Submission date: 2016-05-13
Final revision date: 2016-06-23
Acceptance date: 2016-06-23
Publication date: 2016-11-24
Pol. J. Environ. Stud. 2016;25(6):2367–2372
The application of wastewater sludge to an alkaline saline soil of Texcoco accelerated removal of polycyclic aromatic hydrocarbons (PAHs), but not always. As part of a study into factors that might affect dissipation of PAHs from soil, the effect of different application rates (0, 3, 9, 18, and 36 tons dry sludge ha-1) of wastewater sludge on removal of phenanthrene and anthracene was studied in an alkaline saline soil with pH 9.7 and electrolytic conductivity (EC) of 7.6 dS m-1. The dynamics of phenanthrene, anthracene, ammonium, nitrite, nitrate, and CO2 were monitored for 56 days. Application of wastewater increased the removal rate of the PAHs independent of the concentration applied, and between 70 and 79% of the phenanthrene and 69 and 79% of the anthracene was removed after 56 days. Spiking soil with PAHs increased emissions of CO2 while applying sludge further increased it. It was found that the removal of PAHs was initially low as the amount of phenanthrene and anthracene decreased after only 14 days. The addition of wastewater sludge increased the removal of phenanthrene and anthracene, but the effect was independent of the application rate or the PAHs studied.

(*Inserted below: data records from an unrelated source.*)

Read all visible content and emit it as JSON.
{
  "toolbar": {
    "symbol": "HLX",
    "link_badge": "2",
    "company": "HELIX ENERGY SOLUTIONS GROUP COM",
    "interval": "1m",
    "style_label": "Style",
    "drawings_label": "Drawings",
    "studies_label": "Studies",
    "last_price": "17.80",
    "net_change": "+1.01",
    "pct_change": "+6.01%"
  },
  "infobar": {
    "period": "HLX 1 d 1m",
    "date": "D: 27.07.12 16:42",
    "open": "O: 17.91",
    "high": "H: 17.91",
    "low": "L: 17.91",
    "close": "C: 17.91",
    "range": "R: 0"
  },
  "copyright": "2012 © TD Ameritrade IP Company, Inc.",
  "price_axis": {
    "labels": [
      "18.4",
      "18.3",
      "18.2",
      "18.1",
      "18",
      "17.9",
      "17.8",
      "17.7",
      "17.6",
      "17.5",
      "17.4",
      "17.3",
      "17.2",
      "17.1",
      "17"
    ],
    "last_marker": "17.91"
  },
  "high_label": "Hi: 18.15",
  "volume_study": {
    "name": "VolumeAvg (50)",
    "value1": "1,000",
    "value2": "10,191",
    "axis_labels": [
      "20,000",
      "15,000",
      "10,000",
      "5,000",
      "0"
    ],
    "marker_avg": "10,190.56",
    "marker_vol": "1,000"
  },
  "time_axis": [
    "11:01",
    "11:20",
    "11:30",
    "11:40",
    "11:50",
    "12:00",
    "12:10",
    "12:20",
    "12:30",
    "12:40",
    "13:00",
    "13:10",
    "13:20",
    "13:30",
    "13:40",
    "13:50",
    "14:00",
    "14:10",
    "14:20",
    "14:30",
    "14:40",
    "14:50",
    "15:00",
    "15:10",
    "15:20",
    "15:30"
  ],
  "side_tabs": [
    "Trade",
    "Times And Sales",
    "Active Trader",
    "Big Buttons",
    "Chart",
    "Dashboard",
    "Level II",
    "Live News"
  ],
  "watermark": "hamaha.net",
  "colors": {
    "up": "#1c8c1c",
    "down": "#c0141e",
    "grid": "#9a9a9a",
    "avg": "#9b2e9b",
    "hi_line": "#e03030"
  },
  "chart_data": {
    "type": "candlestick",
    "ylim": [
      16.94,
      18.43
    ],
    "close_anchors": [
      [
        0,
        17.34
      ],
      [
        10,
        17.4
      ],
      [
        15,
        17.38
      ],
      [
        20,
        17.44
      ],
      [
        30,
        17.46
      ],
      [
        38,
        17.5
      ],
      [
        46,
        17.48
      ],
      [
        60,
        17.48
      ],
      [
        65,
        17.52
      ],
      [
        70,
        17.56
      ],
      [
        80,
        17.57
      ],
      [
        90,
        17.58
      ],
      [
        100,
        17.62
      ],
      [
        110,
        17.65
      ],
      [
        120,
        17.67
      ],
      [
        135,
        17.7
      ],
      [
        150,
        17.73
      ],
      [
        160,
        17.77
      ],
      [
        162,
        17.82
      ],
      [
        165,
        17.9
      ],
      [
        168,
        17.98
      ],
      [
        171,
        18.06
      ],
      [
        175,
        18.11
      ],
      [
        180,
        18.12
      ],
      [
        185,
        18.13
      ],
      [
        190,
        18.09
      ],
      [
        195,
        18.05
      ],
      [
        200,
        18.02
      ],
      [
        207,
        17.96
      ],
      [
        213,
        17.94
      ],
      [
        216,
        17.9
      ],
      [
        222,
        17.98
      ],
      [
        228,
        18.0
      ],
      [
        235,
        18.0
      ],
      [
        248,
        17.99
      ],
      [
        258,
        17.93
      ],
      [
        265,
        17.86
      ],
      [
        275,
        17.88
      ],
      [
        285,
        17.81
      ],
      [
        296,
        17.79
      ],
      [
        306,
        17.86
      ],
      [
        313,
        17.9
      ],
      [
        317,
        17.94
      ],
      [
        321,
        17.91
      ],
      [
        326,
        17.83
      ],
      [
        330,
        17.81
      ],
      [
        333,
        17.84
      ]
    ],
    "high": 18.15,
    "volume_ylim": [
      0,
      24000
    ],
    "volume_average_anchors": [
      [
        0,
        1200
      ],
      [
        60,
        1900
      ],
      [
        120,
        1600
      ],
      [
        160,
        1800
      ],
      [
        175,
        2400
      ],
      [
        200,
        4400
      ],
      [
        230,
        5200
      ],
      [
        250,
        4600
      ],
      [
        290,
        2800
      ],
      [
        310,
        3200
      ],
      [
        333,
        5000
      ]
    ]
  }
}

Spiking soil with PAHs increased emissions of CO2 and reduced the amount of NH4+ and NO3- in soil.